Here is one team from each region outside the top three seed lines that could make a surprising run to the 2015 Final Four:
No. 11 Texas (Midwest): It’s going to take a lot for anyone to beat Kentucky in the Midwest, and frankly, I’m not sure that anyone in the region can actually knock off the Wildcats, including No. 2 seed Kansas and No. 3 seed Notre Dame. But if someone can, Texas might actually match up with John Calipari’s club better than anyone else.
Strictly from a talent perspective, the Longhorns have no business being a No. 11 seed. It’s one of the reasons that Rick Barnes’ name pops up in any discussion you’ll have about the coaching carousel this spring. And while this group disappointed for much of the 2014-2015 season, their path to the Elite 8 is actually fairly manageable: at worst, it’s No. 6 Butler, No. 3 Notre Dame, and No. 7 Wichita State/No. 10 Indiana/No. 2 Kansas.
The run isn’t as outlandish as it seems, either. Texas was starting to play better late in the year, beating Baylor and Kansas State to close the season before blowing a huge lead to Iowa State in the Big 12 tournament. If they do get to the Elite 8, they have the size up front to matchup with the Wildcats, as they did in a loss in Rupp Arena back in December, but they’ll also have starting point guard Isaiah Taylor for this game.
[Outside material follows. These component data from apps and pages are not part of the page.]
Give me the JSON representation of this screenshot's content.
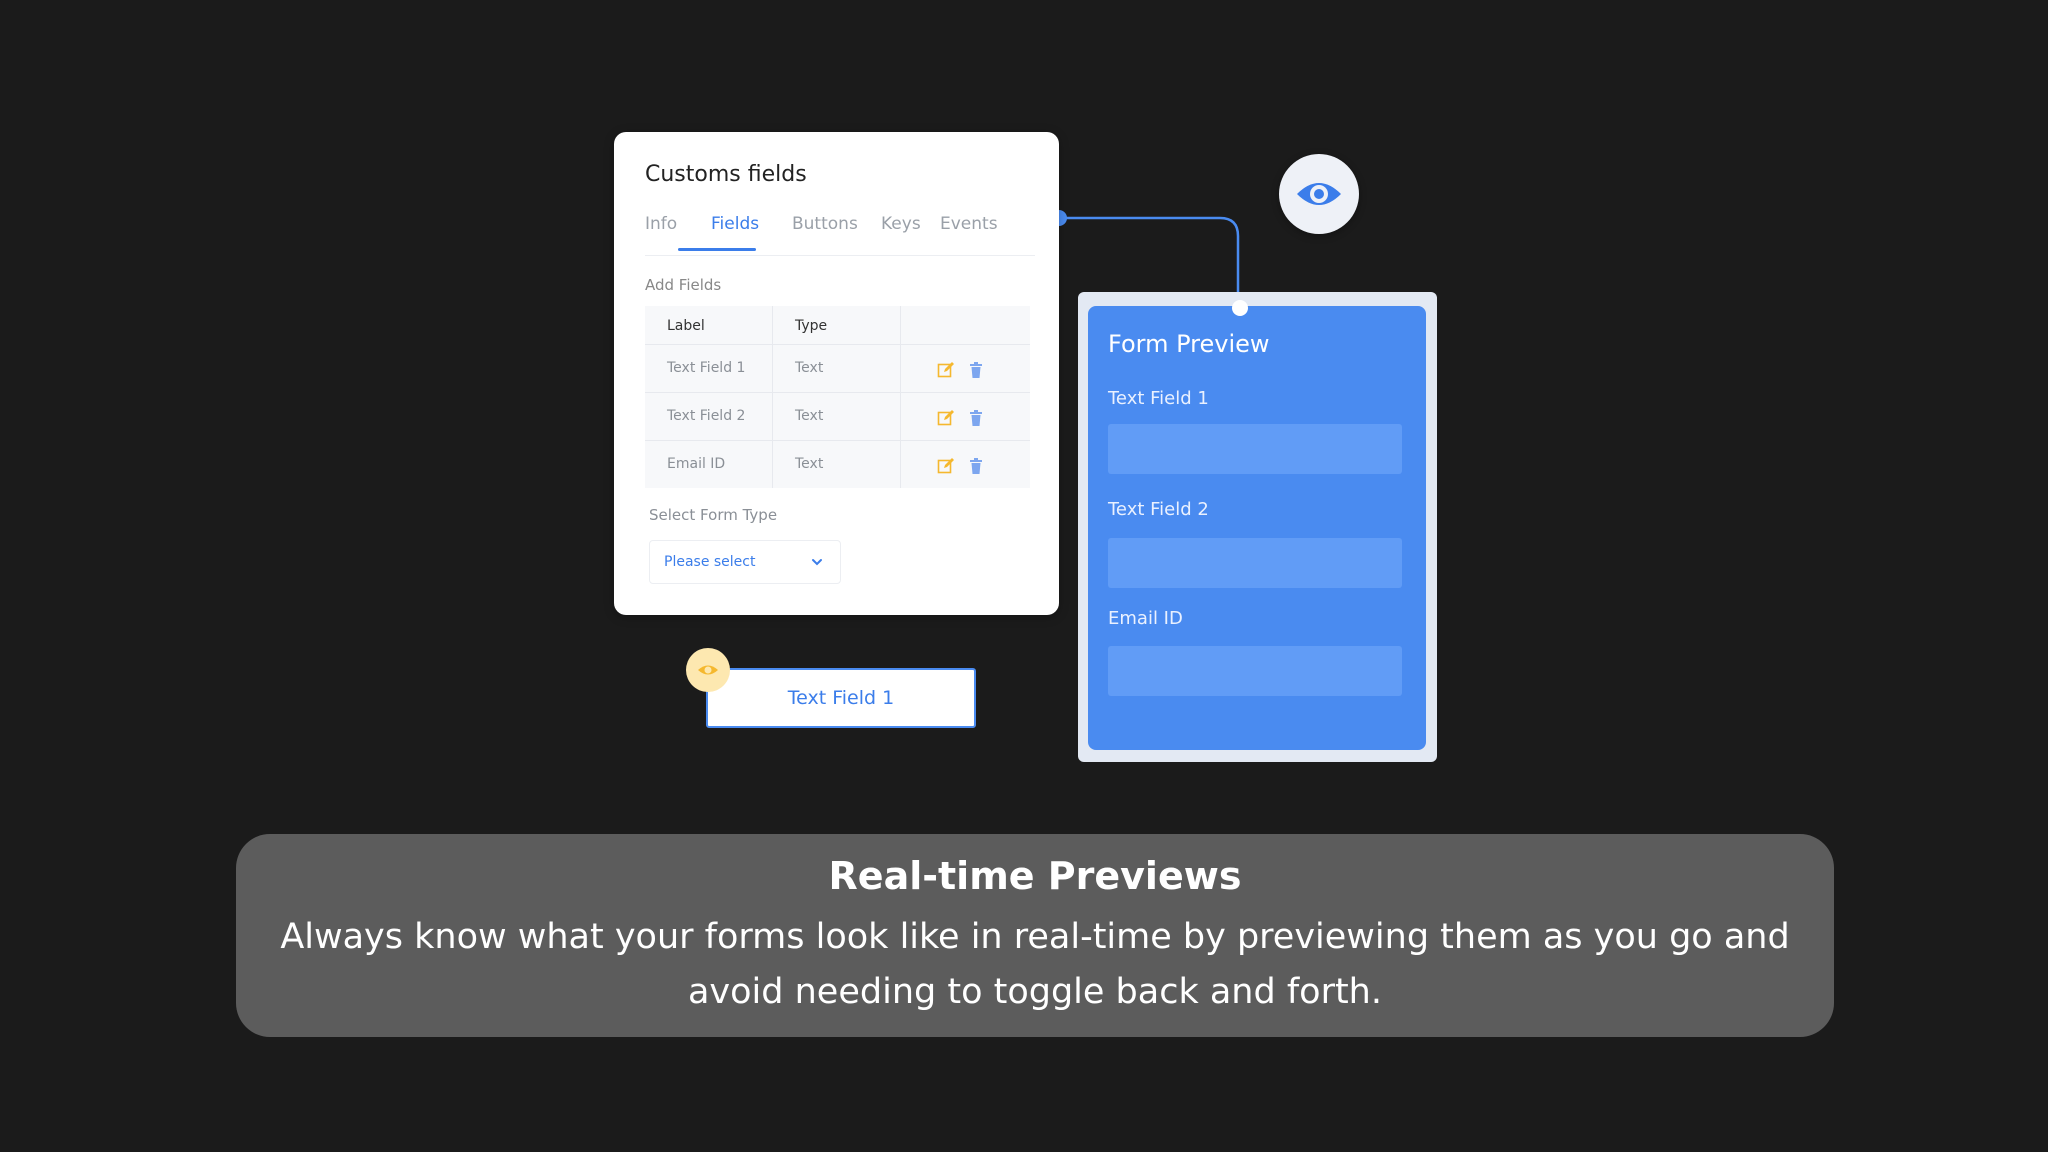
{
  "fields_card": {
    "title": "Customs fields",
    "tabs": [
      "Info",
      "Fields",
      "Buttons",
      "Keys",
      "Events"
    ],
    "active_tab": "Fields",
    "add_fields_label": "Add Fields",
    "table": {
      "headers": [
        "Label",
        "Type"
      ],
      "rows": [
        {
          "label": "Text Field 1",
          "type": "Text"
        },
        {
          "label": "Text Field 2",
          "type": "Text"
        },
        {
          "label": "Email ID",
          "type": "Text"
        }
      ]
    },
    "select_form_type_label": "Select Form Type",
    "select_placeholder": "Please select"
  },
  "form_preview": {
    "title": "Form Preview",
    "fields": [
      "Text Field 1",
      "Text Field 2",
      "Email ID"
    ]
  },
  "floating_chip": {
    "label": "Text Field 1"
  },
  "caption": {
    "title": "Real-time Previews",
    "body": "Always know what your forms look like in real-time by previewing them as you go and avoid needing to toggle back and forth."
  },
  "colors": {
    "accent": "#3b7dea",
    "preview_panel": "#4a8bf0",
    "edit_icon": "#f5b82e",
    "background": "#1b1b1b",
    "caption_bg": "#5c5c5c"
  },
  "icons": {
    "preview": "eye-icon",
    "edit": "edit-icon",
    "delete": "trash-icon",
    "dropdown": "chevron-down-icon"
  }
}
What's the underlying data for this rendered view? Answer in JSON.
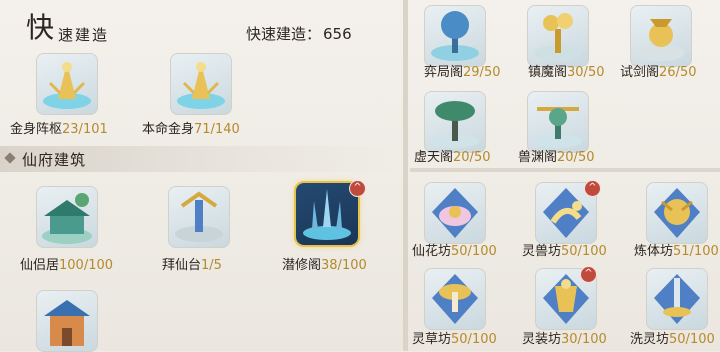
{
  "header": {
    "big_char": "快",
    "title_rest": "速建造",
    "quick_label": "快速建造：",
    "quick_value": "656"
  },
  "left_top": [
    {
      "name": "金身阵枢",
      "level": "23/101"
    },
    {
      "name": "本命金身",
      "level": "71/140"
    }
  ],
  "section": {
    "title": "仙府建筑"
  },
  "left_buildings": [
    {
      "name": "仙侣居",
      "level": "100/100",
      "upgrade": false
    },
    {
      "name": "拜仙台",
      "level": "1/5",
      "upgrade": false
    },
    {
      "name": "潜修阁",
      "level": "38/100",
      "upgrade": true,
      "selected": true
    }
  ],
  "right_top": [
    {
      "name": "弈局阁",
      "level": "29/50"
    },
    {
      "name": "镇魔阁",
      "level": "30/50"
    },
    {
      "name": "试剑阁",
      "level": "26/50"
    },
    {
      "name": "虚天阁",
      "level": "20/50"
    },
    {
      "name": "兽渊阁",
      "level": "20/50"
    }
  ],
  "right_bottom": [
    {
      "name": "仙花坊",
      "level": "50/100",
      "upgrade": false
    },
    {
      "name": "灵兽坊",
      "level": "50/100",
      "upgrade": true
    },
    {
      "name": "炼体坊",
      "level": "51/100",
      "upgrade": false
    },
    {
      "name": "灵草坊",
      "level": "50/100",
      "upgrade": false
    },
    {
      "name": "灵装坊",
      "level": "30/100",
      "upgrade": true
    },
    {
      "name": "洗灵坊",
      "level": "50/100",
      "upgrade": false
    }
  ],
  "badge_glyph": "^",
  "colors": {
    "level": "#b58a2c",
    "badge": "#c04a3b",
    "selected_border": "#e6c24a"
  }
}
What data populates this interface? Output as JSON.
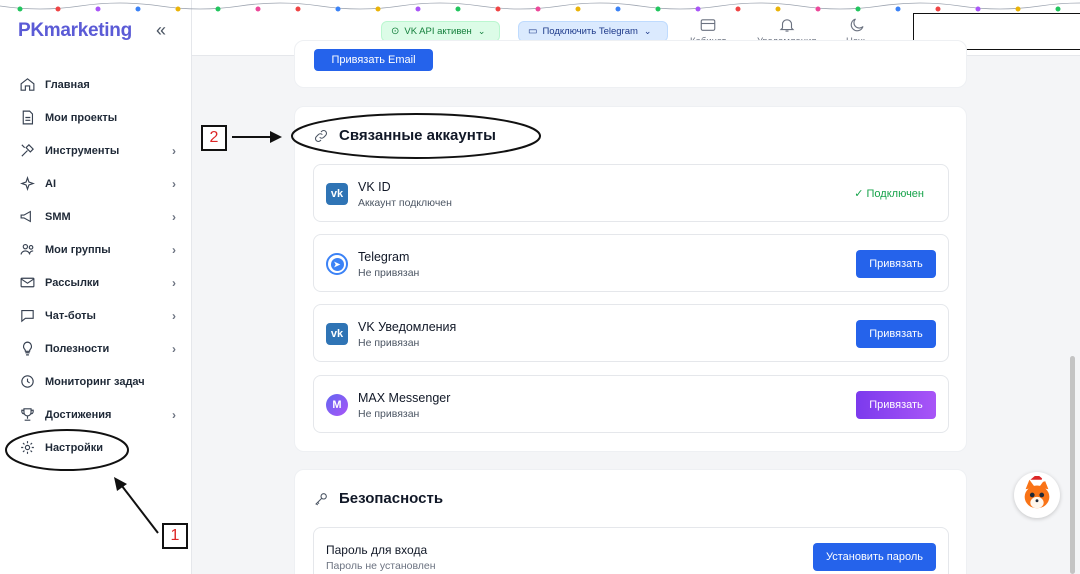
{
  "app": {
    "logo": "PKmarketing"
  },
  "sidebar": {
    "items": [
      {
        "label": "Главная",
        "icon": "home-icon",
        "chevron": false
      },
      {
        "label": "Мои проекты",
        "icon": "document-icon",
        "chevron": false
      },
      {
        "label": "Инструменты",
        "icon": "tools-icon",
        "chevron": true
      },
      {
        "label": "AI",
        "icon": "sparkles-icon",
        "chevron": true
      },
      {
        "label": "SMM",
        "icon": "megaphone-icon",
        "chevron": true
      },
      {
        "label": "Мои группы",
        "icon": "users-icon",
        "chevron": true
      },
      {
        "label": "Рассылки",
        "icon": "mail-icon",
        "chevron": true
      },
      {
        "label": "Чат-боты",
        "icon": "chat-icon",
        "chevron": true
      },
      {
        "label": "Полезности",
        "icon": "lightbulb-icon",
        "chevron": true
      },
      {
        "label": "Мониторинг задач",
        "icon": "clock-icon",
        "chevron": false
      },
      {
        "label": "Достижения",
        "icon": "trophy-icon",
        "chevron": true
      },
      {
        "label": "Настройки",
        "icon": "gear-icon",
        "chevron": false
      }
    ]
  },
  "topbar": {
    "vk_status": "VK API активен",
    "telegram": "Подключить Telegram",
    "cabinet": "Кабинет",
    "notifications": "Уведомления",
    "night": "Ночь"
  },
  "main": {
    "email_button": "Привязать Email",
    "linked": {
      "title": "Связанные аккаунты",
      "accounts": [
        {
          "name": "VK ID",
          "status": "Аккаунт подключен",
          "connected_label": "✓ Подключен"
        },
        {
          "name": "Telegram",
          "status": "Не привязан",
          "button": "Привязать"
        },
        {
          "name": "VK Уведомления",
          "status": "Не привязан",
          "button": "Привязать"
        },
        {
          "name": "MAX Messenger",
          "status": "Не привязан",
          "button": "Привязать",
          "icon_letter": "M"
        }
      ]
    },
    "security": {
      "title": "Безопасность",
      "password_label": "Пароль для входа",
      "password_status": "Пароль не установлен",
      "button": "Установить пароль"
    }
  },
  "annotations": {
    "one": "1",
    "two": "2"
  },
  "colors": {
    "brand": "#5b5bd6",
    "primary": "#2563eb",
    "success": "#16a34a",
    "annotation": "#dc2626"
  }
}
No. 5 Utah (South): The biggest reason that I think Utah is a sleeper in the South is that I think that San Diego State can knock off Duke in the Round of 32. With Duke out of the way, the path for the Utes to get to the Final Four is that much easier.
The irony here is that I think Utah has been somewhat overrated this season, as they’ve pounded of less talented competition and looked good-but-not-great against teams like Arizona and Kansas. What I love about them, however, is that they do the three things well that you need to be able to do to win in March: They have a number of three-point shooters, they are really good defensively and they have a terrific point guard in Delon Wright, a guy that can completely dominate a game while score around 15 points.
No. 7 Michigan State (East): I have No. 2 Virginia in the Final Four in my bracket, but I think that the Cavaliers are at serious risk of getting picked off by Michigan State in the Round of 32. The Spartans have had a painfully up-and-down season, but anyone that saw their performance in the Big Ten title games against Wisconsin knows how good this group can be when they get it going. Travis Trice and Denzel Valentine are both liable to pop off for 25-30 points, and when Branden Dawson is dialed in, there aren’t ten power forwards in the country that are better than him.
The other thing that makes the Spartans dangerous is their ability to score in transition. Michigan State is terrific at getting out and running the floor, especially now that Tum Tum Nairn is playing so many minutes at the point guard spot. Against Virginia, they’ll not only have opportunities to shoot over the top of their defense, but they’ll be able to beat it down the floor and score before that Pack-Line is set. And once you get past Virginia, the rest of the East Region is fairly open.
And one other thing.
No. 4 North Carolina (West): As difficult as it will be for a surprise team to play their way out of the Midwest, it might be even harder to get a Cinderella in the Final Four out of the West. That’s what happens when the No. 1 seed is Wisconsin and the No. 2 is Arizona, the two teams that, for my money, are the two best teams in the country not named Kentucky.
If anyone can handle knocking off both the Badgers and the Wildcats, it’s the Tar Heels. I think I’m higher on UNC than just about anyone in the country, as I think that teams that can beat you if different ways are incredibly dangerous. North Carolina’s front line has actually been their strength this season, and the combo of Kennedy Meeks, Brice Johnson, Isaiah Hicks and Joel James can overwhelm smaller opponents, particularly on the offensive glass.
And then there’s also Marcus Paige, and while he’s had an off year, we all know what he is capable of when he gets it going. I think he’ll be able to get it going in the tournament, as his struggles this year were two-fold: he wasn’t getting any help offensively from the rest of North Carolina’s perimeter, and he was spending too much time forced to play on the ball because the struggles of Joel Berry and Nate Britt. Well, Berry, Justin Jackson and J.P. Tokoto are playing some really good basketball these days, and it’s paying off. If Tokoto isn’t settling for jumpers and Berry and Jackson are hitting their perimeter shots, North Carolina is dangerous.